Public support for capital punishment peaked in the mid-1990s, when eight in ten favored the death penalty and only 16 percent stood in opposition. Current opposition stands at its highest level since 1972.
Pew Research has found that Republicans favor the death penalty by 72 percent. Only 34 percent of Democrats agree. Two decades ago, when majorities of both parties favored the death penalty, the partisan gap was only 16 percentage points (87 percent vs. 71 percent). Meanwhile, independents are split on the issue, 45-44 percent.
While Pew Research doesn’t suggest reasons for the shift, they do give more demographic details. The death penalty finds more support among men than women, whites than minorities, and older citizens than younger ones. The less educated you are, the more likely you are to favor the death penalty.

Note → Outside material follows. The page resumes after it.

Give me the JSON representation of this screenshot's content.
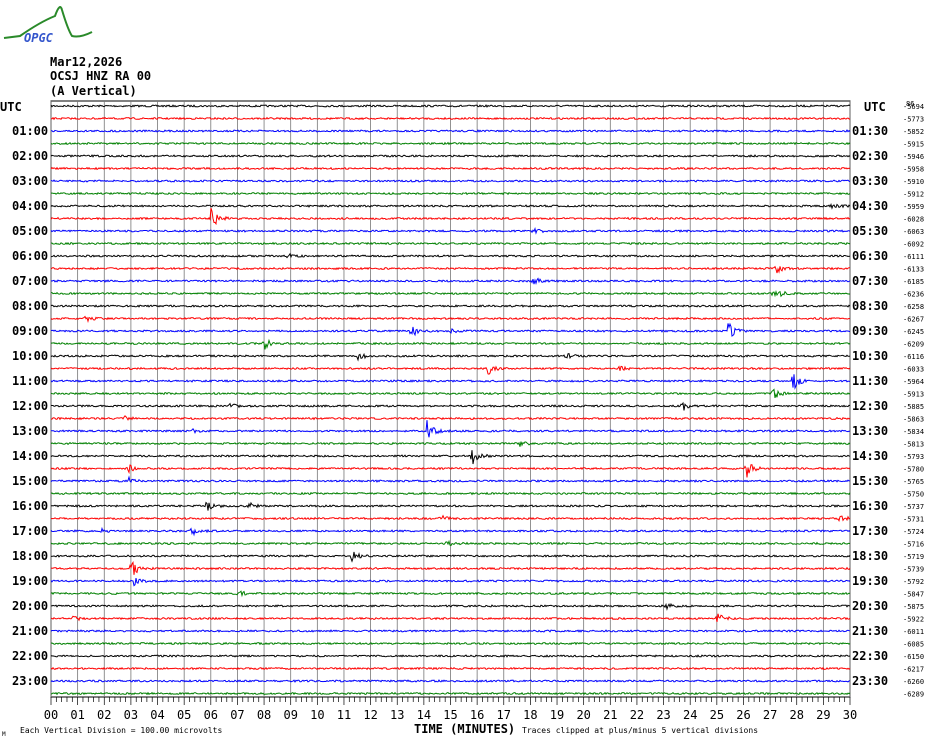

Interestingly, white evangelicals, self-described as “pro-life,” are the most ardent supporters of the death penalty (69-26 percent). White mainline Protestants are in support, but to a lesser degree (60-31 percent). Catholics are evenly split on the issue, and the irreligious are strongly against it.
The strongest reason given by supporters in another poll was that the death penalty is “morally justified,” while opponents claim there is too much risk of putting an innocent person to death, and they point to evidence that the death penalty is not a deterrent to crime.
About the Author
Baxter Oliphant is a young scholar from Princeton University. He blogs on current events and serves as a writer for Pew Research.